Some people wear the Correct Toes for a period of time and then stop. Others continue to wear them for years. It can be very personal. Most of the people I"ve talked to at the store who wear them everyday and are relatively active see changes within a year. I highly recommend taking a before and after photo, as the change can be so gradual that you might be surprised at how far you've come. On the other hand, you might not notice a lot of visual differences, but you may notice a difference in functionality, which is awesome!
How do you make the most of Correct Toes?
Correct Toes work best when you use them every day, combined with shoes that are wide enough to wear them in, lots of walking and other active or just weight bearing time, and foot exercises like those designed for people who are transitioning to minimal shoes.
You can do some of all of these things, and it may not all be at the same time.
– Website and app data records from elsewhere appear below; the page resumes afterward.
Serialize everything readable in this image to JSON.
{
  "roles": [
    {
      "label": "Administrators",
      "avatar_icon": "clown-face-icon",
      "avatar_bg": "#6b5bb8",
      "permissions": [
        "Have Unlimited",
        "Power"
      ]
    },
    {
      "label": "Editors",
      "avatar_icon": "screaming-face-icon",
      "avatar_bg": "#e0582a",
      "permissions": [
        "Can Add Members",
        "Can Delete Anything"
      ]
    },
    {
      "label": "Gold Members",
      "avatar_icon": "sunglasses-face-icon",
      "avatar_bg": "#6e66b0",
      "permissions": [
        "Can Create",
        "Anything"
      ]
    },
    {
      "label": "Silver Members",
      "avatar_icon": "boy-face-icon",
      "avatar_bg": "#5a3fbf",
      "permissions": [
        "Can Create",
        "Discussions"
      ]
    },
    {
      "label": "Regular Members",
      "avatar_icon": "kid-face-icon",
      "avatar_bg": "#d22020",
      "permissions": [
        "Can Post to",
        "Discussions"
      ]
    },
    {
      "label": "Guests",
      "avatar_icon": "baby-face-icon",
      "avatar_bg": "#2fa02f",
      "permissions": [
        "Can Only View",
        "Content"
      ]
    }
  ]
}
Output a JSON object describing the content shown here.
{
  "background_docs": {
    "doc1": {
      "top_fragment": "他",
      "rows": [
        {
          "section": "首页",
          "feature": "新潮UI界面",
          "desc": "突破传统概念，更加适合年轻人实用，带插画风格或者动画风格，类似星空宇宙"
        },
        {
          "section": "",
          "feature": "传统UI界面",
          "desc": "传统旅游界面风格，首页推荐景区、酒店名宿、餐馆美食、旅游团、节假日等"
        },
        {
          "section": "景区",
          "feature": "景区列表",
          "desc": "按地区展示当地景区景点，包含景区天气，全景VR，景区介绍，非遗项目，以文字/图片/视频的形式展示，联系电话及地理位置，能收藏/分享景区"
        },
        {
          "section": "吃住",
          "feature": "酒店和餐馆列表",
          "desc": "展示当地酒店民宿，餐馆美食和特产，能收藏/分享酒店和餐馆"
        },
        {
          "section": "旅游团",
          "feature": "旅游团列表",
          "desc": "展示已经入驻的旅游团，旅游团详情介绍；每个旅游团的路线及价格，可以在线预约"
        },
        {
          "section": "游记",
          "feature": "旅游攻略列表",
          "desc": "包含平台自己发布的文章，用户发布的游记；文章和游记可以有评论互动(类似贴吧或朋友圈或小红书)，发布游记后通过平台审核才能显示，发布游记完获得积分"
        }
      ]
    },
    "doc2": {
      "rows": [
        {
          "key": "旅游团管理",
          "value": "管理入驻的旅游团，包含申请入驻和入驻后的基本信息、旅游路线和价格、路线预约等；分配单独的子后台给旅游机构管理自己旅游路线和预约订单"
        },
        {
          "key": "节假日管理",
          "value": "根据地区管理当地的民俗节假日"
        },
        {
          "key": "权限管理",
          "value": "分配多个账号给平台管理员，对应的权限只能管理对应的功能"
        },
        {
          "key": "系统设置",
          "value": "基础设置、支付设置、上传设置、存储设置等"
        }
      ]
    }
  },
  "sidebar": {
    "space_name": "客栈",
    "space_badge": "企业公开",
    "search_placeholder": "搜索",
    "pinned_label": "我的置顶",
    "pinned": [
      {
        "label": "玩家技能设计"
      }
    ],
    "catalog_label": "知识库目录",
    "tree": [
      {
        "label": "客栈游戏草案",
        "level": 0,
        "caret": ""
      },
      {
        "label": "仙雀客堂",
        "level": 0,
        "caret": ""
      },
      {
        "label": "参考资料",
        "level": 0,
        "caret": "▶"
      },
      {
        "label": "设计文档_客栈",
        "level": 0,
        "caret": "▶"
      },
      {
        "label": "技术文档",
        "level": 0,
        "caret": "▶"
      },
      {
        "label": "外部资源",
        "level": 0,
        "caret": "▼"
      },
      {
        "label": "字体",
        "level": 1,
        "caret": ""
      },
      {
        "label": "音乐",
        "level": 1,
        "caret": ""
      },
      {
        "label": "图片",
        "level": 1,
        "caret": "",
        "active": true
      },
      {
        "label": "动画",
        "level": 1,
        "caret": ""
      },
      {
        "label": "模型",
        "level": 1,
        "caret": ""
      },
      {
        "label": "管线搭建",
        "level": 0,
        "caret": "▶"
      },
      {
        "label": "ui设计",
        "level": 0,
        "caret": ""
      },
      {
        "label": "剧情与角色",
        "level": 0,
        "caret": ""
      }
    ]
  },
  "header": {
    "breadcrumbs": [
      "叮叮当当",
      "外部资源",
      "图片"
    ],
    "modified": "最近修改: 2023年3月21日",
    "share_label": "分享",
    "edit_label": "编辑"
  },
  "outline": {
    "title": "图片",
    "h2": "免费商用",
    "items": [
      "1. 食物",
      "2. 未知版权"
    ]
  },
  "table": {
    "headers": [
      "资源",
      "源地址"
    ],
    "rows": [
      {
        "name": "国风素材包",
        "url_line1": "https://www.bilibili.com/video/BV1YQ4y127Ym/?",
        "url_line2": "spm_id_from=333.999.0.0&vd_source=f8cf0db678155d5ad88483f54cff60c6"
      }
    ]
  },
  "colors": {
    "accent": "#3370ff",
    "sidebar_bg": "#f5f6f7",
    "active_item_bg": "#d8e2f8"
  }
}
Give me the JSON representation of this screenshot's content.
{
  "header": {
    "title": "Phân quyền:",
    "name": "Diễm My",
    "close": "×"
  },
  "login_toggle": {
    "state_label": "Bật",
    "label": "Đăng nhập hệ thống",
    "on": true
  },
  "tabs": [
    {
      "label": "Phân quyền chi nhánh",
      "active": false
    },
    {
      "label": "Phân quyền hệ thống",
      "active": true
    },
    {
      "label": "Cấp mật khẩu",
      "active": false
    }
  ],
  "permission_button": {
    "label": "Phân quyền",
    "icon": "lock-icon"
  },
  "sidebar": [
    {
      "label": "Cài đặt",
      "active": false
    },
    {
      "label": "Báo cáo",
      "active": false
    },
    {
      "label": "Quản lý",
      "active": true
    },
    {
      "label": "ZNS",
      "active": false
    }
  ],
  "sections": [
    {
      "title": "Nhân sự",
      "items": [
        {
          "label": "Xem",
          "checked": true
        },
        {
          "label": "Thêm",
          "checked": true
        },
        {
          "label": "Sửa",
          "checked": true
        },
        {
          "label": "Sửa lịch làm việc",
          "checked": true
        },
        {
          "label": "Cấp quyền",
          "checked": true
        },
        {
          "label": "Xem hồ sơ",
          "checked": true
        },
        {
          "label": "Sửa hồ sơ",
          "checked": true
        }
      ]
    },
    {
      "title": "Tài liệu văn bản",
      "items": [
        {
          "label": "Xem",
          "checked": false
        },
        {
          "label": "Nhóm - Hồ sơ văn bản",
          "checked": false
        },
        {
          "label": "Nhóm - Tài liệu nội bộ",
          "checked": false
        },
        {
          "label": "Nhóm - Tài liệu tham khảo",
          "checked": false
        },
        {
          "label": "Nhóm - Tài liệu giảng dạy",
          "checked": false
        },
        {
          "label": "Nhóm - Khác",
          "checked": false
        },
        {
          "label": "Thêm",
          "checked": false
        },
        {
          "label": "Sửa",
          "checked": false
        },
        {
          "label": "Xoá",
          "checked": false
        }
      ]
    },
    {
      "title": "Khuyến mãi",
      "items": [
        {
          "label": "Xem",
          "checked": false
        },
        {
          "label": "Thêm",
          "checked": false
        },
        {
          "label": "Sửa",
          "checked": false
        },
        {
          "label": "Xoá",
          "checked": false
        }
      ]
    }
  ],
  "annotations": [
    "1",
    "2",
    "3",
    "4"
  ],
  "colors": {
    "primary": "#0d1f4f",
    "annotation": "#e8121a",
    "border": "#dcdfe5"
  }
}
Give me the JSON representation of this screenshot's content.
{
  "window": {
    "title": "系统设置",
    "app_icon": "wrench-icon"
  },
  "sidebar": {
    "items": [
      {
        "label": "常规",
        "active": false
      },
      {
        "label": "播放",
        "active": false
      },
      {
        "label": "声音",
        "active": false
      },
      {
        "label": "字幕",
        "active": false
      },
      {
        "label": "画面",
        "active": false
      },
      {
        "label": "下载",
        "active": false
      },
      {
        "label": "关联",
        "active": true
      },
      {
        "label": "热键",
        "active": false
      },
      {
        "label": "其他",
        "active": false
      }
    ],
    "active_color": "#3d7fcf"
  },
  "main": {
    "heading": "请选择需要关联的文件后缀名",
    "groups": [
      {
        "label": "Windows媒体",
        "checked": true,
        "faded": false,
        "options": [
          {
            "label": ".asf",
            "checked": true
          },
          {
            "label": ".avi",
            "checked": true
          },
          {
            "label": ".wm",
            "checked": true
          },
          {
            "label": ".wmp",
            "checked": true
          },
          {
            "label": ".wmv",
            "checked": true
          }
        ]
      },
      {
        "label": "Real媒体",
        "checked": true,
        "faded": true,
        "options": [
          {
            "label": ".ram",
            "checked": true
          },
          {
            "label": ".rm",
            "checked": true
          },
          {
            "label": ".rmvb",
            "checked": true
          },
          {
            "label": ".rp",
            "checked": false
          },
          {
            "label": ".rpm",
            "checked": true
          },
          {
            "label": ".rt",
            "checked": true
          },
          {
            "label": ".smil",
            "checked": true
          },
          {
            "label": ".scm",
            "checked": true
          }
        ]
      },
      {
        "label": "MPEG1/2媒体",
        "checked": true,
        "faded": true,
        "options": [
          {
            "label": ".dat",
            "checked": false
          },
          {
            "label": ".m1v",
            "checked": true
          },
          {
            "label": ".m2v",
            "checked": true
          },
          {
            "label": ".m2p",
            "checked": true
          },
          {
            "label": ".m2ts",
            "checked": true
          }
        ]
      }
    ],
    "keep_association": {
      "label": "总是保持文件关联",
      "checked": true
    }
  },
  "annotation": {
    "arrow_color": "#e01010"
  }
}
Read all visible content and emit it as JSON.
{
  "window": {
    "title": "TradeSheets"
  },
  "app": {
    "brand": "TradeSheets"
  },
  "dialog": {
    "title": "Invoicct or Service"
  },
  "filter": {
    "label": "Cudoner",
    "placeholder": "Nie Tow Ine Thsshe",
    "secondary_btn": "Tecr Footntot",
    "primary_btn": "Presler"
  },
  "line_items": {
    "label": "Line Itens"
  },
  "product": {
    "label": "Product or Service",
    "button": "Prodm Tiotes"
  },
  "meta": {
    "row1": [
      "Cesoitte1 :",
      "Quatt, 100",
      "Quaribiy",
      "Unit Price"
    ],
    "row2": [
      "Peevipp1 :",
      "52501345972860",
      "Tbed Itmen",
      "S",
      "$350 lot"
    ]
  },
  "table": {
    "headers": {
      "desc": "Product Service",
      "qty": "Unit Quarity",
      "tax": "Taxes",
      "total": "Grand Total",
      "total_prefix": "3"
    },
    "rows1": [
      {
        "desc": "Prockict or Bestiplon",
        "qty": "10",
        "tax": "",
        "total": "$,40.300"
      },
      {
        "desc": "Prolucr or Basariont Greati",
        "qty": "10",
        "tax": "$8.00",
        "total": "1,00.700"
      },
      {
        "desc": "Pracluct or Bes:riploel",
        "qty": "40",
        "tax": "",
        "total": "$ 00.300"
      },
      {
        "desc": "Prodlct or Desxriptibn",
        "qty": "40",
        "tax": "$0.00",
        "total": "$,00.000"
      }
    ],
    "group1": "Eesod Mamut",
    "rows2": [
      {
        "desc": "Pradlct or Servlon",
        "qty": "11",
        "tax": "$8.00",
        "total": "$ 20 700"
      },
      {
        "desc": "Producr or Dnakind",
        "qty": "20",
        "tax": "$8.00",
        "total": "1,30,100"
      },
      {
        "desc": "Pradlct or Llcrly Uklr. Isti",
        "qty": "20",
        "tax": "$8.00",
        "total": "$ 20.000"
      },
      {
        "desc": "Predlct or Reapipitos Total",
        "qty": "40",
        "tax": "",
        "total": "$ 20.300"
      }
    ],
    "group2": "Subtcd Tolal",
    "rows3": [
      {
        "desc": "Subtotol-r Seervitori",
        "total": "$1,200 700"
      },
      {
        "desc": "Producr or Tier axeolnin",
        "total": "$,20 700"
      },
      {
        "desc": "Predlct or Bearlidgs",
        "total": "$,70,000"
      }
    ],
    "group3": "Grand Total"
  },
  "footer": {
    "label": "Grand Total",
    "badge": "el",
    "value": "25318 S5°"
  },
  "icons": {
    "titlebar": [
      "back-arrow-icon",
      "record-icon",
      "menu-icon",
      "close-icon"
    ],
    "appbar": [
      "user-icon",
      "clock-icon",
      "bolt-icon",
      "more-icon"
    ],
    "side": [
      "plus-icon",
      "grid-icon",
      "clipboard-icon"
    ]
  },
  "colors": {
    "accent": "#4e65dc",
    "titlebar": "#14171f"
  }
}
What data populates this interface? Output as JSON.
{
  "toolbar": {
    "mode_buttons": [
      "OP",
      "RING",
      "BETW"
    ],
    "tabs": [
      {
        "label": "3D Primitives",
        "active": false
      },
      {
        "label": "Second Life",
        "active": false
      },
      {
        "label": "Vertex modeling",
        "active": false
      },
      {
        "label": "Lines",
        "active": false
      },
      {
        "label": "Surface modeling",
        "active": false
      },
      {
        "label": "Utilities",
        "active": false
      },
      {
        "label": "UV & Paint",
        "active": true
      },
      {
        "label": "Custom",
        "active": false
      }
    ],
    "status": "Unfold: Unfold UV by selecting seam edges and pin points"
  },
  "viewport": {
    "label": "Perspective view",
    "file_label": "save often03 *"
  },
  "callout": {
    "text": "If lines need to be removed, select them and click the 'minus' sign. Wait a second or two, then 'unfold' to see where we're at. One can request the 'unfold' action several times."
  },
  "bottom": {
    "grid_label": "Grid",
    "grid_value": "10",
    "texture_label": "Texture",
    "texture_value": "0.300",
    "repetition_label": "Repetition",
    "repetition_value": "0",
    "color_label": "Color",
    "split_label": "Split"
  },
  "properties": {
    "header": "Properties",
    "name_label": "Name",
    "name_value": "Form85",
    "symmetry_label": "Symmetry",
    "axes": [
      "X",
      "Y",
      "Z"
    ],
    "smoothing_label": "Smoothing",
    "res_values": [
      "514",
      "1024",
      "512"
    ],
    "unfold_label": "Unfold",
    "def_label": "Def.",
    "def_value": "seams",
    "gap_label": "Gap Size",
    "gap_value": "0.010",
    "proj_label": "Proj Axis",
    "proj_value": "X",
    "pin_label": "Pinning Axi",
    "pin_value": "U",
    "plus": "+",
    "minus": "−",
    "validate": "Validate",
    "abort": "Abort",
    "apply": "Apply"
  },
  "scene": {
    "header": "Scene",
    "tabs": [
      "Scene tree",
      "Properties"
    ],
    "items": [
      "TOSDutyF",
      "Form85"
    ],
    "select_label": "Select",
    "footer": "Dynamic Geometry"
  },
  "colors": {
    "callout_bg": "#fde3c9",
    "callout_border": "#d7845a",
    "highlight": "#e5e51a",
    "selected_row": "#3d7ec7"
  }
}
If you're curious about resources, check out our blog post on Arches
for the link list at the end including movement educators and foot friendly health specialists, as well as the Correct Toes website
and recommended shoe list
, or let us know if you have a more specific question! If we can't answer it we'll try to connect you with someone who can. We also highly recommend Katy Bowman's books
for the kind of exercises that can amplify the effects of Correct Toes
(and vice versa).
If you're still deciding and want to continue your research, check out these write ups from some highly respected voices in our community.
Petra is a well regarded teacher of Katy Bowman's work in addition to other foot health and general mobility-focused modalities such as CARS. Here she covers several types of toe spacers including notes on function and durability.
Anya is one of the go-to resources for the minimal shoe community for education on what kind of feet you have and how to shop for them as well as reviews of a vast number of minimal brands, and has recently launched a shop making it easier for those in America to access European brands.
Natural Foot Gear is a shop focusing on foot friendly tools for a movement rich life, and their write up goes into a few aspects not mentioned here and vice versa. They also sell Correct Toes, so like us they are not unbiased, but they do a good job of explaining why they love this brand so much.
Wendy is another huge reviewer and educator in the minimal shoe world, whose website helps people find a good minimal shoe match for their needs. We especially appreciate her perspective on styling minimal shoes for larger bodies, and her take as a mom on minimal shoes for kids.